The updated printing control data are provided daily to the Logwin EDI Centre by electronic data transfer. These are by no means your run-of-the-mill logistics IT formats. In order to understand the content of the news items, Logwin’s IT department has programmed a converter specifically for this file format that translates the data into a standardised extensible markup language (XML) document, in other words into readable text. This means that the file, with approx. 6,000 lines encompassing one million characters, has to be decoded.
The converter is a kind of simultaneous translator for printing press files. However, before the transport vehicles can set off to the distribution points with the correct number of newspapers, one more translation is required: Logwin replaces the route ID numbers assigned by SZ with numerical codes. Now the Logwin transport management system can process and forward the data.
Ferag can’t speak MüllerMartini

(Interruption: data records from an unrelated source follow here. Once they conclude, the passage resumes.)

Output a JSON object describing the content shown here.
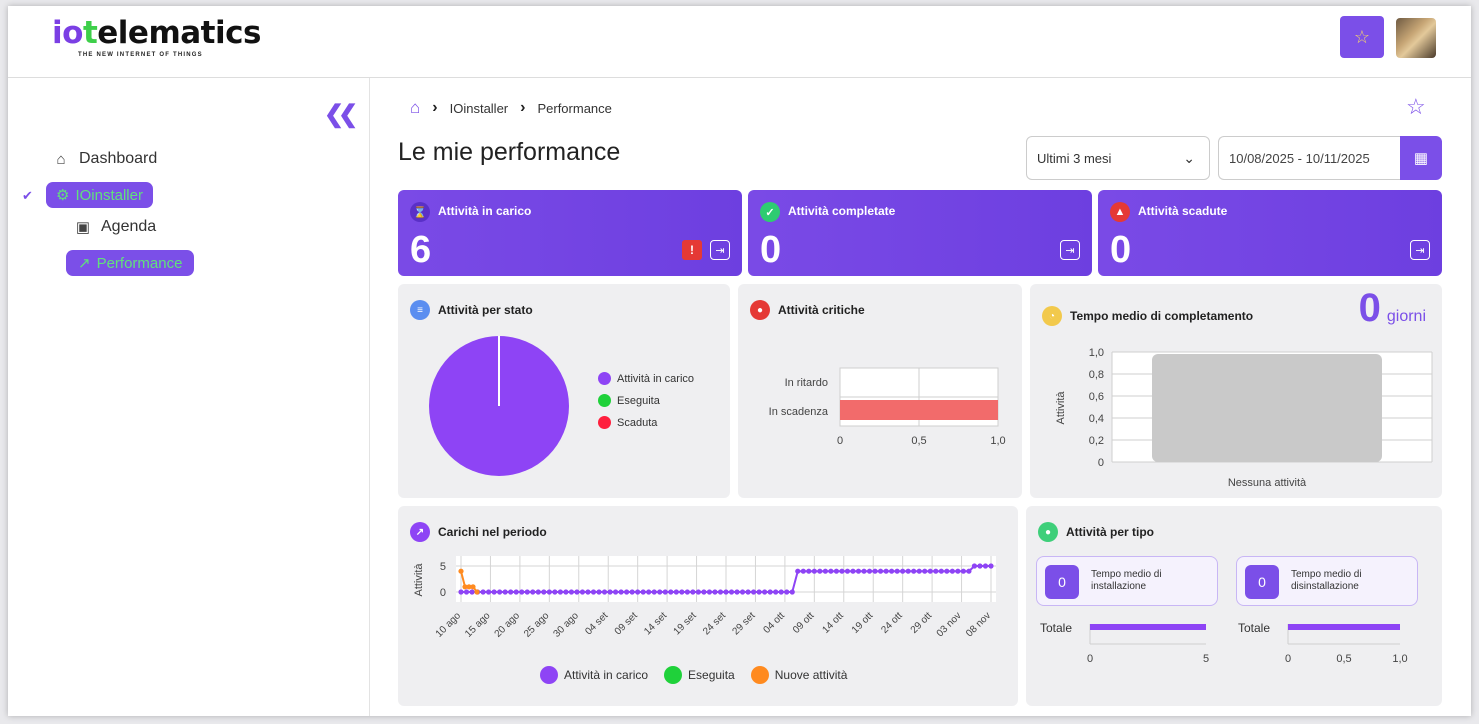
{
  "brand": {
    "name_io": "io",
    "name_t": "t",
    "name_rest": "elematics",
    "tagline": "THE NEW INTERNET OF THINGS"
  },
  "header": {
    "star_icon": "star-icon",
    "avatar": "user-avatar"
  },
  "sidebar": {
    "collapse_icon": "double-chevron-left-icon",
    "items": [
      {
        "label": "Dashboard",
        "icon": "home-icon"
      },
      {
        "label": "IOinstaller",
        "icon": "installer-icon"
      },
      {
        "label": "Agenda",
        "icon": "calendar-icon"
      },
      {
        "label": "Performance",
        "icon": "chart-line-icon"
      }
    ]
  },
  "breadcrumb": {
    "items": [
      "IOinstaller",
      "Performance"
    ]
  },
  "page": {
    "title": "Le mie performance"
  },
  "filters": {
    "period": "Ultimi 3 mesi",
    "range": "10/08/2025 - 10/11/2025"
  },
  "kpis": [
    {
      "label": "Attività in carico",
      "value": "6",
      "alert": "!",
      "icon_color": "#5a30c7"
    },
    {
      "label": "Attività completate",
      "value": "0",
      "icon_color": "#2ecc71"
    },
    {
      "label": "Attività scadute",
      "value": "0",
      "icon_color": "#e53935"
    }
  ],
  "panels": {
    "stato": {
      "title": "Attività per stato",
      "legend": [
        {
          "label": "Attività in carico",
          "color": "#8e44f5"
        },
        {
          "label": "Eseguita",
          "color": "#1fd13a"
        },
        {
          "label": "Scaduta",
          "color": "#ff1f3d"
        }
      ]
    },
    "critiche": {
      "title": "Attività critiche"
    },
    "tempo": {
      "title": "Tempo medio di completamento",
      "value": "0",
      "unit": "giorni",
      "empty_label": "Nessuna attività"
    },
    "carichi": {
      "title": "Carichi nel periodo",
      "legend": [
        {
          "label": "Attività in carico",
          "color": "#8e44f5"
        },
        {
          "label": "Eseguita",
          "color": "#1fd13a"
        },
        {
          "label": "Nuove attività",
          "color": "#ff8a1f"
        }
      ]
    },
    "tipo": {
      "title": "Attività per tipo",
      "cards": [
        {
          "value": "0",
          "label": "Tempo medio di installazione"
        },
        {
          "value": "0",
          "label": "Tempo medio di disinstallazione"
        }
      ],
      "totale_label": "Totale"
    }
  },
  "chart_data": [
    {
      "type": "pie",
      "title": "Attività per stato",
      "categories": [
        "Attività in carico",
        "Eseguita",
        "Scaduta"
      ],
      "values": [
        6,
        0,
        0
      ]
    },
    {
      "type": "bar",
      "title": "Attività critiche",
      "orientation": "horizontal",
      "categories": [
        "In ritardo",
        "In scadenza"
      ],
      "values": [
        0,
        1
      ],
      "xlim": [
        0,
        1
      ],
      "xticks": [
        "0",
        "0,5",
        "1,0"
      ]
    },
    {
      "type": "bar",
      "title": "Tempo medio di completamento",
      "ylabel": "Attività",
      "categories": [
        "Nessuna attività"
      ],
      "values": [
        1
      ],
      "ylim": [
        0,
        1
      ],
      "yticks": [
        "0",
        "0,2",
        "0,4",
        "0,6",
        "0,8",
        "1,0"
      ]
    },
    {
      "type": "line",
      "title": "Carichi nel periodo",
      "ylabel": "Attività",
      "xticks": [
        "10 ago",
        "15 ago",
        "20 ago",
        "25 ago",
        "30 ago",
        "04 set",
        "09 set",
        "14 set",
        "19 set",
        "24 set",
        "29 set",
        "04 ott",
        "09 ott",
        "14 ott",
        "19 ott",
        "24 ott",
        "29 ott",
        "03 nov",
        "08 nov"
      ],
      "yticks": [
        "0",
        "5"
      ],
      "series": [
        {
          "name": "Attività in carico",
          "values": [
            0,
            0,
            0,
            0,
            0,
            0,
            0,
            0,
            0,
            0,
            0,
            0,
            0,
            0,
            0,
            0,
            0,
            0,
            0,
            0,
            0,
            0,
            0,
            0,
            0,
            0,
            0,
            0,
            0,
            0,
            0,
            0,
            0,
            0,
            0,
            0,
            0,
            0,
            0,
            0,
            0,
            0,
            0,
            0,
            0,
            0,
            0,
            0,
            0,
            0,
            0,
            0,
            0,
            0,
            0,
            0,
            0,
            0,
            0,
            0,
            0,
            4,
            4,
            4,
            4,
            4,
            4,
            4,
            4,
            4,
            4,
            4,
            4,
            4,
            4,
            4,
            4,
            4,
            4,
            4,
            4,
            4,
            4,
            4,
            4,
            4,
            4,
            4,
            4,
            4,
            4,
            4,
            4,
            5,
            5,
            5,
            5
          ]
        },
        {
          "name": "Eseguita",
          "values": []
        },
        {
          "name": "Nuove attività",
          "values": [
            4,
            1,
            1,
            1,
            0
          ]
        }
      ]
    },
    {
      "type": "bar",
      "title": "Attività per tipo — Totale (installazione)",
      "orientation": "horizontal",
      "categories": [
        "Totale"
      ],
      "values": [
        5
      ],
      "xticks": [
        "0",
        "5"
      ]
    },
    {
      "type": "bar",
      "title": "Attività per tipo — Totale (disinstallazione)",
      "orientation": "horizontal",
      "categories": [
        "Totale"
      ],
      "values": [
        1
      ],
      "xticks": [
        "0",
        "0,5",
        "1,0"
      ]
    }
  ]
}
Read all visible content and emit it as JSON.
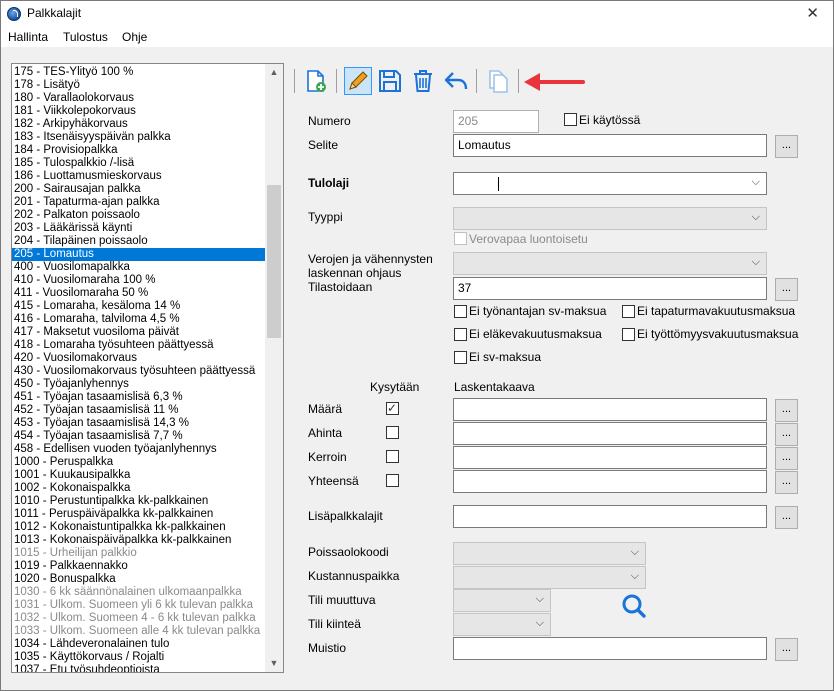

However, printing presses are not necessarily alike. All printing facilities previously managed by Logwin operated MüllerMartini presses. This meant that any new orders could be handled using the existing converter – but not any more. The printer in Munich-Steinhausen uses presses manufactured by Ferag, a MüllerMartini competitor. Despite the fact that both companies were originally Swiss, their products speak two different languages altogether. “The Munich facility delivers control data in the form of a Ferag string, a proprietary program developed by the printing press manufacturer,” explains Hartmut Fischer. “The data could not be read by our converter as it is coded differently. Consequently, we had to program a new ‘translator’ practically from scratch.”
Two languages and only five days programming
The timeframe itself was rather ambitious, with the Media IT section only receiving the new order on May 12th and June 1 scheduled as the official starting date. To make things even more challenging, this period also included two German public holidays. This meant that many contacts were away on holiday and effectively unavailable for the Media team to clarify any unresolved issues. On May 14th the team received the first set of test data from the newspaper, only to realize that the Ferag data records were definitely incompatible with the existing solution. So the Media IT unit started analyzing the file format on May 16th – in coordination with the Logwin EDI Centre. Meanwhile, the SZ provided a data record description. This, in a manner of speaking, is a “vocabulary list” indicating the meaning of the various symbols used in the Ferag string. The holiday period meant that the Media IT team could only start programming properly on May 25th. The converter was ready to go on May 28th. With bated breath the team fed the first test data into the system. And it worked – the new converter “spoke” proper “Ferag”. After a final test on May 31st the converter went into standard operation on June 1st as scheduled. Actual programming time: 5 days. “Thanks to the outstanding level of cooperation between our IT staff and the SZ contacts we were able to execute the distribution order on the desired date,” says Hartmut Fischer. “This example shows very clearly how good logistics performance relies on a solid information technology footing.”
The Süddeutsche Zeitung (SZ) is Germany’s largest national subscription-based-newspaper with an average circulation (Mon – Sat) of around 446,000 copies. The national edition of the SZ is printed in four locations: Munich Steinhausen, Berlin-Spandau, Essen-Kettwig and Hamburg-Ahrensburg. The Munich printing facility also produces a Bavarian and a Munich edition with 4 suburban and 7 regional editions. The first edition of the Süddeutsche Zeitung appeared on 6th October 1945, under 6 months after the end of World War II. The SZ is produced by Süddeutscher Verlag, a publishing house owned by a Munich publishing family and Südwestdeutsche Medien-Holding (SWMH). Süddeutscher Verlag is one of the largest media groups in Germany, is active in both Germany and abroad, has over 100 subsidiaries under its roof and employs around 3,500 staff. The focus of the publishing firm still lies in the newspaper business and the publication of specialist journals.